§ Exercise directions:
Can you copy out the data exactly? Leave the images out.

§ Source records:
= = = =
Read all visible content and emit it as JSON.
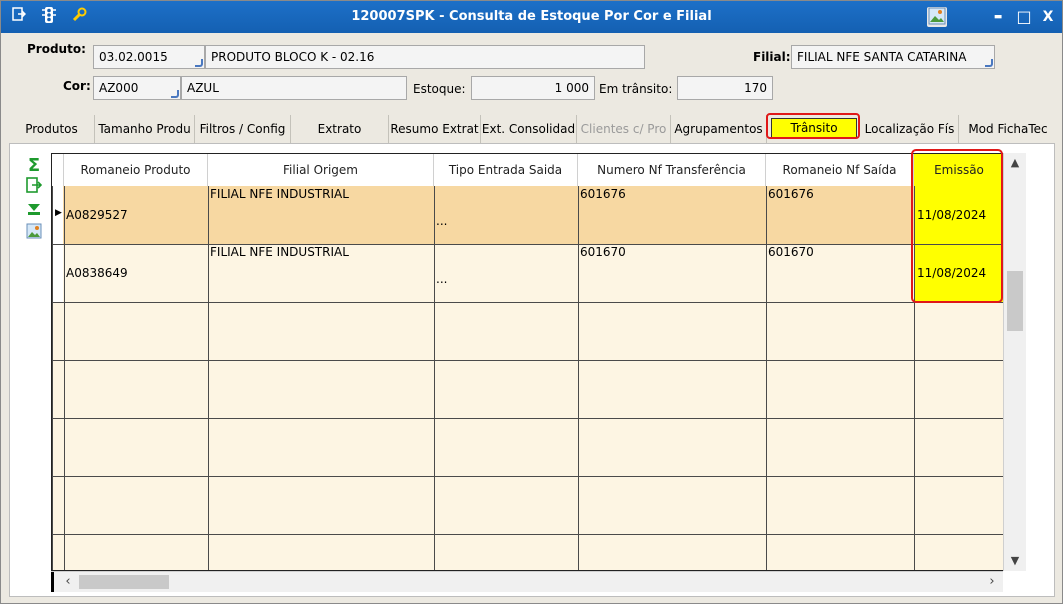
{
  "window": {
    "title": "120007SPK - Consulta de Estoque Por Cor e Filial",
    "controls": {
      "minimize": "▬",
      "maximize": "□",
      "close": "X"
    }
  },
  "form": {
    "produto_label": "Produto:",
    "produto_code": "03.02.0015",
    "produto_desc": "PRODUTO BLOCO K - 02.16",
    "filial_label": "Filial:",
    "filial_value": "FILIAL NFE SANTA CATARINA",
    "cor_label": "Cor:",
    "cor_code": "AZ000",
    "cor_desc": "AZUL",
    "estoque_label": "Estoque:",
    "estoque_value": "1 000",
    "transito_label": "Em trânsito:",
    "transito_value": "170"
  },
  "tabs": [
    {
      "label": "Produtos"
    },
    {
      "label": "Tamanho Produ"
    },
    {
      "label": "Filtros / Config"
    },
    {
      "label": "Extrato"
    },
    {
      "label": "Resumo Extrat"
    },
    {
      "label": "Ext. Consolidad"
    },
    {
      "label": "Clientes c/ Pro"
    },
    {
      "label": "Agrupamentos"
    },
    {
      "label": "Trânsito"
    },
    {
      "label": "Localização Fís"
    },
    {
      "label": "Mod FichaTec"
    }
  ],
  "grid": {
    "columns": [
      "Romaneio Produto",
      "Filial Origem",
      "Tipo Entrada Saida",
      "Numero Nf Transferência",
      "Romaneio Nf Saída",
      "Emissão"
    ],
    "rows": [
      {
        "romaneio": "A0829527",
        "filial": "FILIAL NFE INDUSTRIAL",
        "tipo": "...",
        "numero_nf": "601676",
        "romaneio_nf": "601676",
        "emissao": "11/08/2024"
      },
      {
        "romaneio": "A0838649",
        "filial": "FILIAL NFE INDUSTRIAL",
        "tipo": "...",
        "numero_nf": "601670",
        "romaneio_nf": "601670",
        "emissao": "11/08/2024"
      }
    ]
  }
}
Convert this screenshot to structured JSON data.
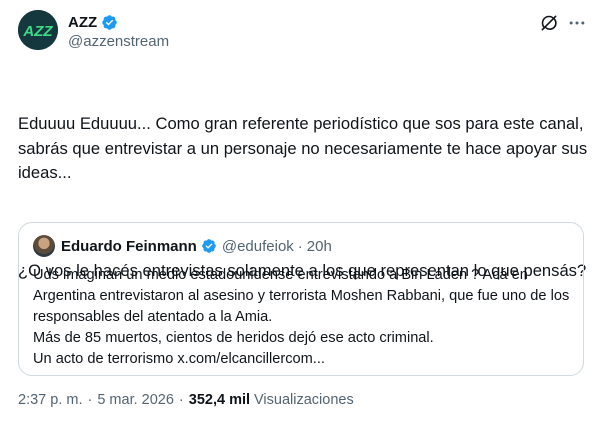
{
  "author": {
    "display_name": "AZZ",
    "handle": "@azzenstream",
    "avatar_text": "AZZ",
    "verified_icon": "verified-badge-icon"
  },
  "header_actions": {
    "grok_icon": "grok-icon",
    "more_icon": "more-options-icon"
  },
  "tweet": {
    "paragraph1": "Eduuuu Eduuuu... Como gran referente periodístico que sos para este canal, sabrás que entrevistar a un personaje no necesariamente te hace apoyar sus ideas...",
    "paragraph2": "¿O vos le hacés entrevistas solamente a los que representan lo que pensás?"
  },
  "quoted_tweet": {
    "display_name": "Eduardo Feinmann",
    "handle": "@edufeiok",
    "separator": "·",
    "time": "20h",
    "lines": [
      "Uds imaginan un medio estadounidense entrevistando a Bin Laden ?  Acá en Argentina entrevistaron al asesino y terrorista Moshen Rabbani, que fue uno de los responsables del atentado a la Amia.",
      "Más de 85 muertos, cientos de heridos dejó ese acto criminal.",
      "Un acto de terrorismo x.com/elcancillercom..."
    ]
  },
  "footer": {
    "time": "2:37 p. m.",
    "separator": "·",
    "date": "5 mar. 2026",
    "views_count": "352,4 mil",
    "views_label": "Visualizaciones"
  },
  "colors": {
    "verified_blue": "#1d9bf0",
    "secondary_text": "#536471",
    "border": "#cfd9de",
    "avatar_bg": "#15383f",
    "avatar_accent": "#3ddc84"
  }
}
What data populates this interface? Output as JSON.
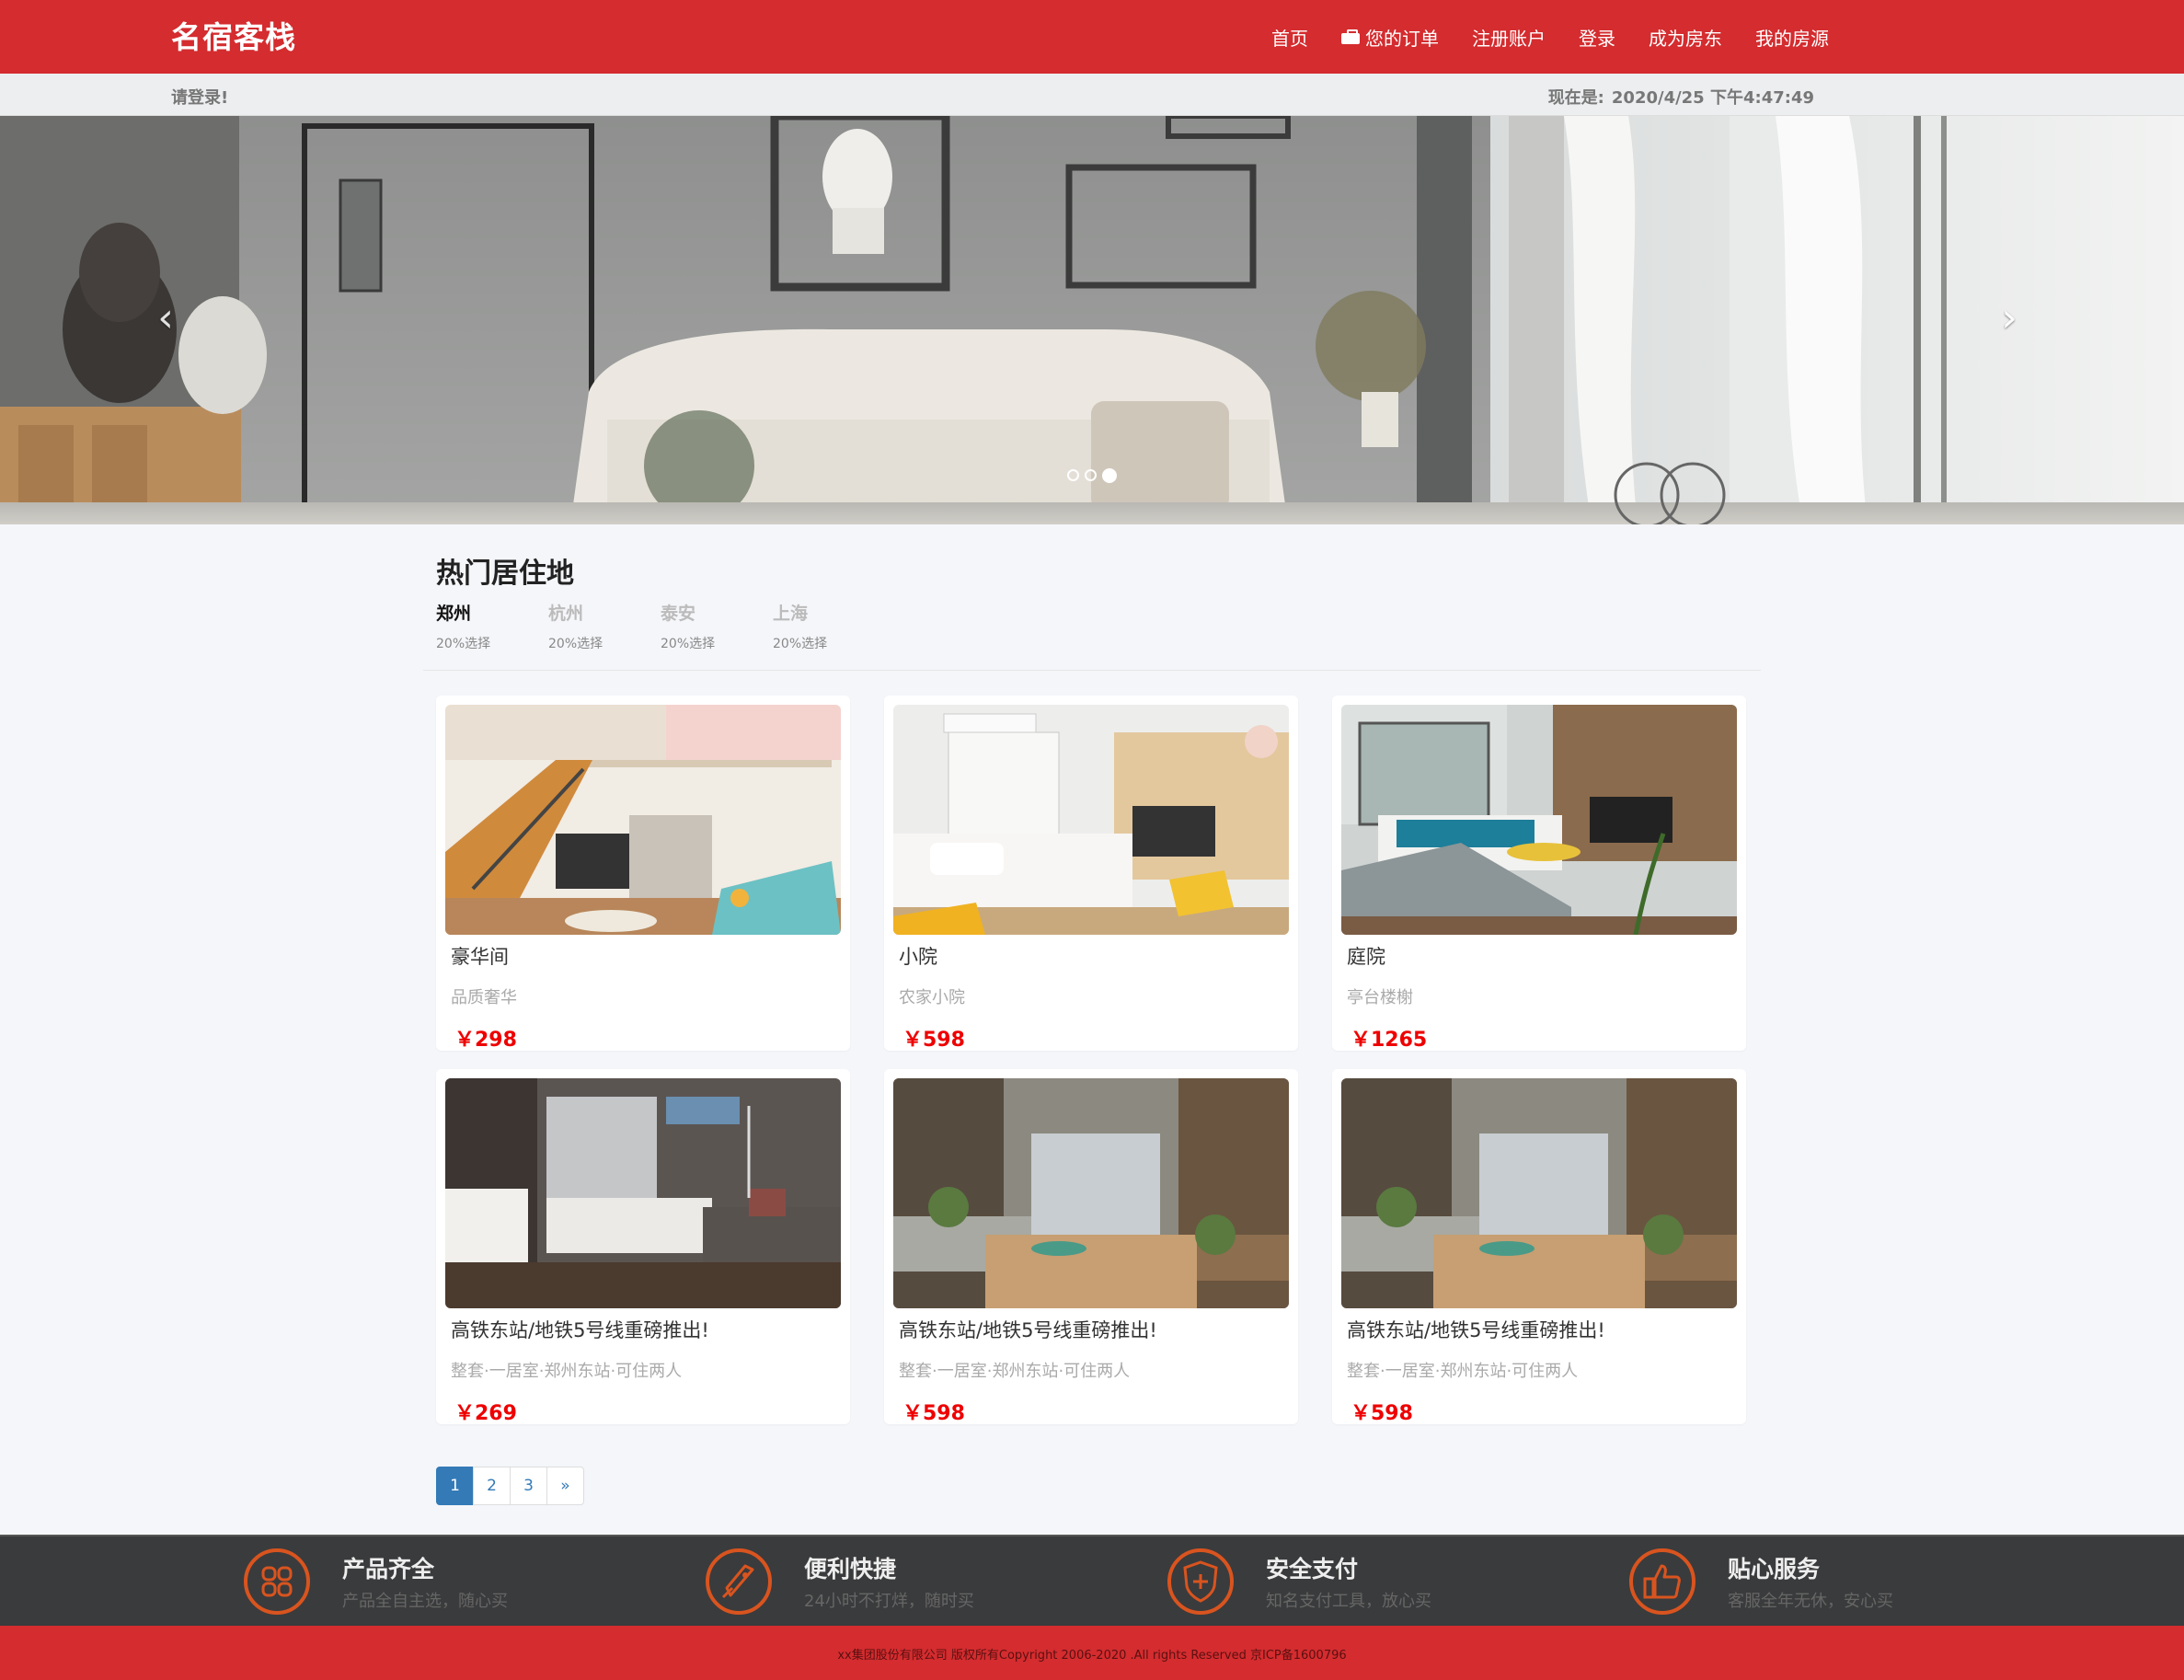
{
  "brand": "名宿客栈",
  "nav": {
    "home": "首页",
    "orders": "您的订单",
    "register": "注册账户",
    "login": "登录",
    "host": "成为房东",
    "listings": "我的房源"
  },
  "status": {
    "login_hint": "请登录!",
    "now_label": "现在是:",
    "now_value": "2020/4/25 下午4:47:49"
  },
  "hero": {
    "slide_count": 3,
    "active_slide": 3
  },
  "section": {
    "title": "热门居住地",
    "cities": [
      {
        "name": "郑州",
        "sub": "20%选择"
      },
      {
        "name": "杭州",
        "sub": "20%选择"
      },
      {
        "name": "泰安",
        "sub": "20%选择"
      },
      {
        "name": "上海",
        "sub": "20%选择"
      }
    ]
  },
  "listings": [
    {
      "title": "豪华间",
      "sub": "品质奢华",
      "price": "￥298"
    },
    {
      "title": "小院",
      "sub": "农家小院",
      "price": "￥598"
    },
    {
      "title": "庭院",
      "sub": "亭台楼榭",
      "price": "￥1265"
    },
    {
      "title": "高铁东站/地铁5号线重磅推出!",
      "sub": "整套·一居室·郑州东站·可住两人",
      "price": "￥269"
    },
    {
      "title": "高铁东站/地铁5号线重磅推出!",
      "sub": "整套·一居室·郑州东站·可住两人",
      "price": "￥598"
    },
    {
      "title": "高铁东站/地铁5号线重磅推出!",
      "sub": "整套·一居室·郑州东站·可住两人",
      "price": "￥598"
    }
  ],
  "pagination": {
    "pages": [
      "1",
      "2",
      "3"
    ],
    "next": "»",
    "active": "1"
  },
  "features": [
    {
      "title": "产品齐全",
      "sub": "产品全自主选，随心买",
      "icon": "grid-icon"
    },
    {
      "title": "便利快捷",
      "sub": "24小时不打烊，随时买",
      "icon": "rocket-icon"
    },
    {
      "title": "安全支付",
      "sub": "知名支付工具，放心买",
      "icon": "shield-icon"
    },
    {
      "title": "贴心服务",
      "sub": "客服全年无休，安心买",
      "icon": "thumbs-up-icon"
    }
  ],
  "footer": {
    "copyright": "xx集团股份有限公司 版权所有Copyright 2006-2020 .All rights Reserved 京ICP备1600796"
  },
  "colors": {
    "brand_red": "#d42c2f",
    "price_red": "#ee0000",
    "link_blue": "#337ab7"
  }
}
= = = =
§ Solution to this exercise:
Read all visible content and emit it as JSON.
{
  "window": {
    "title": "120007SPK - Consulta de Estoque Por Cor e Filial",
    "controls": {
      "minimize": "▬",
      "maximize": "□",
      "close": "X"
    }
  },
  "form": {
    "produto_label": "Produto:",
    "produto_code": "03.02.0015",
    "produto_desc": "PRODUTO BLOCO K - 02.16",
    "filial_label": "Filial:",
    "filial_value": "FILIAL NFE SANTA CATARINA",
    "cor_label": "Cor:",
    "cor_code": "AZ000",
    "cor_desc": "AZUL",
    "estoque_label": "Estoque:",
    "estoque_value": "1 000",
    "transito_label": "Em trânsito:",
    "transito_value": "170"
  },
  "tabs": [
    {
      "label": "Produtos"
    },
    {
      "label": "Tamanho Produ"
    },
    {
      "label": "Filtros / Config"
    },
    {
      "label": "Extrato"
    },
    {
      "label": "Resumo Extrat"
    },
    {
      "label": "Ext. Consolidad"
    },
    {
      "label": "Clientes c/ Pro"
    },
    {
      "label": "Agrupamentos"
    },
    {
      "label": "Trânsito"
    },
    {
      "label": "Localização Fís"
    },
    {
      "label": "Mod FichaTec"
    }
  ],
  "grid": {
    "columns": [
      "Romaneio Produto",
      "Filial Origem",
      "Tipo Entrada Saida",
      "Numero Nf Transferência",
      "Romaneio Nf Saída",
      "Emissão"
    ],
    "rows": [
      {
        "romaneio": "A0829527",
        "filial": "FILIAL NFE INDUSTRIAL",
        "tipo": "...",
        "numero_nf": "601676",
        "romaneio_nf": "601676",
        "emissao": "11/08/2024"
      },
      {
        "romaneio": "A0838649",
        "filial": "FILIAL NFE INDUSTRIAL",
        "tipo": "...",
        "numero_nf": "601670",
        "romaneio_nf": "601670",
        "emissao": "11/08/2024"
      }
    ]
  }
}
Convert this screenshot to structured JSON data.
{
  "author": {
    "display_name": "AZZ",
    "handle": "@azzenstream",
    "avatar_text": "AZZ",
    "verified_icon": "verified-badge-icon"
  },
  "header_actions": {
    "grok_icon": "grok-icon",
    "more_icon": "more-options-icon"
  },
  "tweet": {
    "paragraph1": "Eduuuu Eduuuu... Como gran referente periodístico que sos para este canal, sabrás que entrevistar a un personaje no necesariamente te hace apoyar sus ideas...",
    "paragraph2": "¿O vos le hacés entrevistas solamente a los que representan lo que pensás?"
  },
  "quoted_tweet": {
    "display_name": "Eduardo Feinmann",
    "handle": "@edufeiok",
    "separator": "·",
    "time": "20h",
    "lines": [
      "Uds imaginan un medio estadounidense entrevistando a Bin Laden ?  Acá en Argentina entrevistaron al asesino y terrorista Moshen Rabbani, que fue uno de los responsables del atentado a la Amia.",
      "Más de 85 muertos, cientos de heridos dejó ese acto criminal.",
      "Un acto de terrorismo x.com/elcancillercom..."
    ]
  },
  "footer": {
    "time": "2:37 p. m.",
    "separator": "·",
    "date": "5 mar. 2026",
    "views_count": "352,4 mil",
    "views_label": "Visualizaciones"
  },
  "colors": {
    "verified_blue": "#1d9bf0",
    "secondary_text": "#536471",
    "border": "#cfd9de",
    "avatar_bg": "#15383f",
    "avatar_accent": "#3ddc84"
  }
}
What data populates this interface? Output as JSON.
{
  "brand": "名宿客栈",
  "nav": {
    "home": "首页",
    "orders": "您的订单",
    "register": "注册账户",
    "login": "登录",
    "host": "成为房东",
    "listings": "我的房源"
  },
  "status": {
    "login_hint": "请登录!",
    "now_label": "现在是:",
    "now_value": "2020/4/25 下午4:47:49"
  },
  "hero": {
    "slide_count": 3,
    "active_slide": 3
  },
  "section": {
    "title": "热门居住地",
    "cities": [
      {
        "name": "郑州",
        "sub": "20%选择"
      },
      {
        "name": "杭州",
        "sub": "20%选择"
      },
      {
        "name": "泰安",
        "sub": "20%选择"
      },
      {
        "name": "上海",
        "sub": "20%选择"
      }
    ]
  },
  "listings": [
    {
      "title": "豪华间",
      "sub": "品质奢华",
      "price": "￥298"
    },
    {
      "title": "小院",
      "sub": "农家小院",
      "price": "￥598"
    },
    {
      "title": "庭院",
      "sub": "亭台楼榭",
      "price": "￥1265"
    },
    {
      "title": "高铁东站/地铁5号线重磅推出!",
      "sub": "整套·一居室·郑州东站·可住两人",
      "price": "￥269"
    },
    {
      "title": "高铁东站/地铁5号线重磅推出!",
      "sub": "整套·一居室·郑州东站·可住两人",
      "price": "￥598"
    },
    {
      "title": "高铁东站/地铁5号线重磅推出!",
      "sub": "整套·一居室·郑州东站·可住两人",
      "price": "￥598"
    }
  ],
  "pagination": {
    "pages": [
      "1",
      "2",
      "3"
    ],
    "next": "»",
    "active": "1"
  },
  "features": [
    {
      "title": "产品齐全",
      "sub": "产品全自主选，随心买",
      "icon": "grid-icon"
    },
    {
      "title": "便利快捷",
      "sub": "24小时不打烊，随时买",
      "icon": "rocket-icon"
    },
    {
      "title": "安全支付",
      "sub": "知名支付工具，放心买",
      "icon": "shield-icon"
    },
    {
      "title": "贴心服务",
      "sub": "客服全年无休，安心买",
      "icon": "thumbs-up-icon"
    }
  ],
  "footer": {
    "copyright": "xx集团股份有限公司 版权所有Copyright 2006-2020 .All rights Reserved 京ICP备1600796"
  },
  "colors": {
    "brand_red": "#d42c2f",
    "price_red": "#ee0000",
    "link_blue": "#337ab7"
  }
}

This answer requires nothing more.